*** Opening PROVIDED INFORMATION ***
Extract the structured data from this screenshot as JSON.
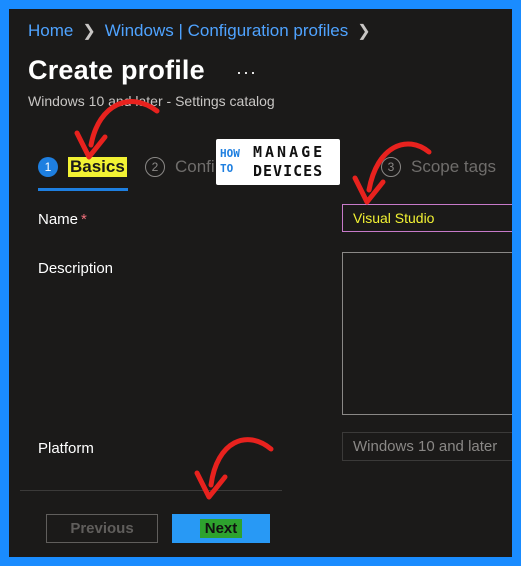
{
  "breadcrumb": {
    "home": "Home",
    "section": "Windows | Configuration profiles"
  },
  "page": {
    "title": "Create profile",
    "more": "···",
    "subtitle": "Windows 10 and later - Settings catalog"
  },
  "steps": [
    {
      "number": "1",
      "label": "Basics"
    },
    {
      "number": "2",
      "label": "Confi"
    },
    {
      "number": "3",
      "label": "Scope tags"
    }
  ],
  "logo": {
    "how": "HOW",
    "to": "TO",
    "manage": "MANAGE",
    "devices": "DEVICES"
  },
  "form": {
    "name_label": "Name",
    "required_mark": "*",
    "name_value": "Visual Studio",
    "description_label": "Description",
    "description_value": "",
    "platform_label": "Platform",
    "platform_value": "Windows 10 and later"
  },
  "footer": {
    "previous_label": "Previous",
    "next_label": "Next"
  },
  "colors": {
    "accent": "#1e7fe0",
    "annotation_red": "#e8221e",
    "highlight_yellow": "#f2f233",
    "frame_border": "#1a8cff"
  }
}
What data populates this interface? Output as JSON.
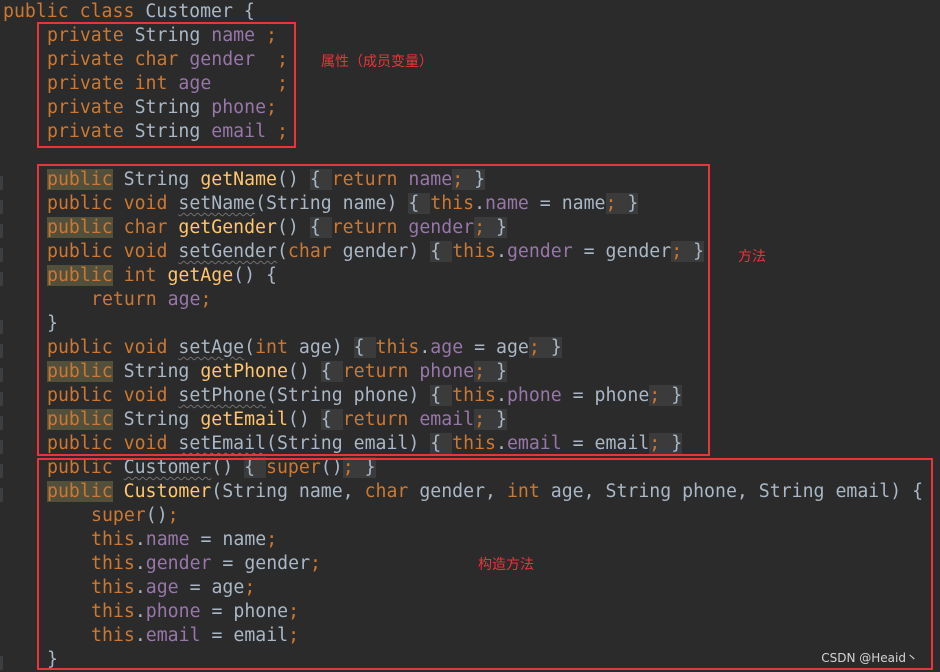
{
  "editor": {
    "code": {
      "l1": [
        "public class ",
        "Customer {"
      ],
      "l2": [
        "private ",
        "String ",
        "name",
        " ;"
      ],
      "l3": [
        "private ",
        "char ",
        "gender",
        "  ;"
      ],
      "l4": [
        "private ",
        "int ",
        "age",
        "      ;"
      ],
      "l5": [
        "private ",
        "String ",
        "phone",
        ";"
      ],
      "l6": [
        "private ",
        "String ",
        "email",
        " ;"
      ],
      "l8": [
        "public",
        " String ",
        "getName",
        "() ",
        "{ ",
        "return ",
        "name",
        "; ",
        "}"
      ],
      "l9": [
        "public void ",
        "setName",
        "(String name) ",
        "{ ",
        "this",
        ".",
        "name",
        " = name",
        "; ",
        "}"
      ],
      "l10": [
        "public",
        " char ",
        "getGender",
        "() ",
        "{ ",
        "return ",
        "gender",
        "; ",
        "}"
      ],
      "l11": [
        "public void ",
        "setGender",
        "(",
        "char ",
        "gender) ",
        "{ ",
        "this",
        ".",
        "gender",
        " = gender",
        "; ",
        "}"
      ],
      "l12": [
        "public",
        " int ",
        "getAge",
        "() {"
      ],
      "l13": [
        "return ",
        "age",
        ";"
      ],
      "l14": [
        "}"
      ],
      "l15": [
        "public void ",
        "setAge",
        "(",
        "int ",
        "age) ",
        "{ ",
        "this",
        ".",
        "age",
        " = age",
        "; ",
        "}"
      ],
      "l16": [
        "public",
        " String ",
        "getPhone",
        "() ",
        "{ ",
        "return ",
        "phone",
        "; ",
        "}"
      ],
      "l17": [
        "public void ",
        "setPhone",
        "(String phone) ",
        "{ ",
        "this",
        ".",
        "phone",
        " = phone",
        "; ",
        "}"
      ],
      "l18": [
        "public",
        " String ",
        "getEmail",
        "() ",
        "{ ",
        "return ",
        "email",
        "; ",
        "}"
      ],
      "l19": [
        "public void ",
        "setEmail",
        "(String email) ",
        "{ ",
        "this",
        ".",
        "email",
        " = email",
        "; ",
        "}"
      ],
      "l20": [
        "public ",
        "Customer",
        "() ",
        "{ ",
        "super",
        "()",
        "; ",
        "}"
      ],
      "l21": [
        "public",
        " Customer",
        "(String name, ",
        "char ",
        "gender, ",
        "int ",
        "age, String phone, String email) {"
      ],
      "l22": [
        "super",
        "()",
        ";"
      ],
      "l23": [
        "this",
        ".",
        "name",
        " = name",
        ";"
      ],
      "l24": [
        "this",
        ".",
        "gender",
        " = gender",
        ";"
      ],
      "l25": [
        "this",
        ".",
        "age",
        " = age",
        ";"
      ],
      "l26": [
        "this",
        ".",
        "phone",
        " = phone",
        ";"
      ],
      "l27": [
        "this",
        ".",
        "email",
        " = email",
        ";"
      ],
      "l28": [
        "}"
      ]
    }
  },
  "annotations": {
    "fields": "属性（成员变量）",
    "methods": "方法",
    "constructors": "构造方法"
  },
  "watermark": "CSDN @Heaid丶",
  "colors": {
    "background": "#2b2b2b",
    "keyword": "#cc7832",
    "field": "#9876aa",
    "method": "#ffc66d",
    "text": "#a9b7c6",
    "annotation_red": "#e8353b"
  }
}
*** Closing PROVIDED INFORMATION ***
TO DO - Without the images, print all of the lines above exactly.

SOLUTION TO THE EXERCISE -
Extract the structured data from this screenshot as JSON.
{
  "breadcrumb": {
    "home": "Home",
    "section": "Windows | Configuration profiles"
  },
  "page": {
    "title": "Create profile",
    "more": "···",
    "subtitle": "Windows 10 and later - Settings catalog"
  },
  "steps": [
    {
      "number": "1",
      "label": "Basics"
    },
    {
      "number": "2",
      "label": "Confi"
    },
    {
      "number": "3",
      "label": "Scope tags"
    }
  ],
  "logo": {
    "how": "HOW",
    "to": "TO",
    "manage": "MANAGE",
    "devices": "DEVICES"
  },
  "form": {
    "name_label": "Name",
    "required_mark": "*",
    "name_value": "Visual Studio",
    "description_label": "Description",
    "description_value": "",
    "platform_label": "Platform",
    "platform_value": "Windows 10 and later"
  },
  "footer": {
    "previous_label": "Previous",
    "next_label": "Next"
  },
  "colors": {
    "accent": "#1e7fe0",
    "annotation_red": "#e8221e",
    "highlight_yellow": "#f2f233",
    "frame_border": "#1a8cff"
  }
}
What data populates this interface? Output as JSON.
{
  "editor": {
    "code": {
      "l1": [
        "public class ",
        "Customer {"
      ],
      "l2": [
        "private ",
        "String ",
        "name",
        " ;"
      ],
      "l3": [
        "private ",
        "char ",
        "gender",
        "  ;"
      ],
      "l4": [
        "private ",
        "int ",
        "age",
        "      ;"
      ],
      "l5": [
        "private ",
        "String ",
        "phone",
        ";"
      ],
      "l6": [
        "private ",
        "String ",
        "email",
        " ;"
      ],
      "l8": [
        "public",
        " String ",
        "getName",
        "() ",
        "{ ",
        "return ",
        "name",
        "; ",
        "}"
      ],
      "l9": [
        "public void ",
        "setName",
        "(String name) ",
        "{ ",
        "this",
        ".",
        "name",
        " = name",
        "; ",
        "}"
      ],
      "l10": [
        "public",
        " char ",
        "getGender",
        "() ",
        "{ ",
        "return ",
        "gender",
        "; ",
        "}"
      ],
      "l11": [
        "public void ",
        "setGender",
        "(",
        "char ",
        "gender) ",
        "{ ",
        "this",
        ".",
        "gender",
        " = gender",
        "; ",
        "}"
      ],
      "l12": [
        "public",
        " int ",
        "getAge",
        "() {"
      ],
      "l13": [
        "return ",
        "age",
        ";"
      ],
      "l14": [
        "}"
      ],
      "l15": [
        "public void ",
        "setAge",
        "(",
        "int ",
        "age) ",
        "{ ",
        "this",
        ".",
        "age",
        " = age",
        "; ",
        "}"
      ],
      "l16": [
        "public",
        " String ",
        "getPhone",
        "() ",
        "{ ",
        "return ",
        "phone",
        "; ",
        "}"
      ],
      "l17": [
        "public void ",
        "setPhone",
        "(String phone) ",
        "{ ",
        "this",
        ".",
        "phone",
        " = phone",
        "; ",
        "}"
      ],
      "l18": [
        "public",
        " String ",
        "getEmail",
        "() ",
        "{ ",
        "return ",
        "email",
        "; ",
        "}"
      ],
      "l19": [
        "public void ",
        "setEmail",
        "(String email) ",
        "{ ",
        "this",
        ".",
        "email",
        " = email",
        "; ",
        "}"
      ],
      "l20": [
        "public ",
        "Customer",
        "() ",
        "{ ",
        "super",
        "()",
        "; ",
        "}"
      ],
      "l21": [
        "public",
        " Customer",
        "(String name, ",
        "char ",
        "gender, ",
        "int ",
        "age, String phone, String email) {"
      ],
      "l22": [
        "super",
        "()",
        ";"
      ],
      "l23": [
        "this",
        ".",
        "name",
        " = name",
        ";"
      ],
      "l24": [
        "this",
        ".",
        "gender",
        " = gender",
        ";"
      ],
      "l25": [
        "this",
        ".",
        "age",
        " = age",
        ";"
      ],
      "l26": [
        "this",
        ".",
        "phone",
        " = phone",
        ";"
      ],
      "l27": [
        "this",
        ".",
        "email",
        " = email",
        ";"
      ],
      "l28": [
        "}"
      ]
    }
  },
  "annotations": {
    "fields": "属性（成员变量）",
    "methods": "方法",
    "constructors": "构造方法"
  },
  "watermark": "CSDN @Heaid丶",
  "colors": {
    "background": "#2b2b2b",
    "keyword": "#cc7832",
    "field": "#9876aa",
    "method": "#ffc66d",
    "text": "#a9b7c6",
    "annotation_red": "#e8353b"
  }
}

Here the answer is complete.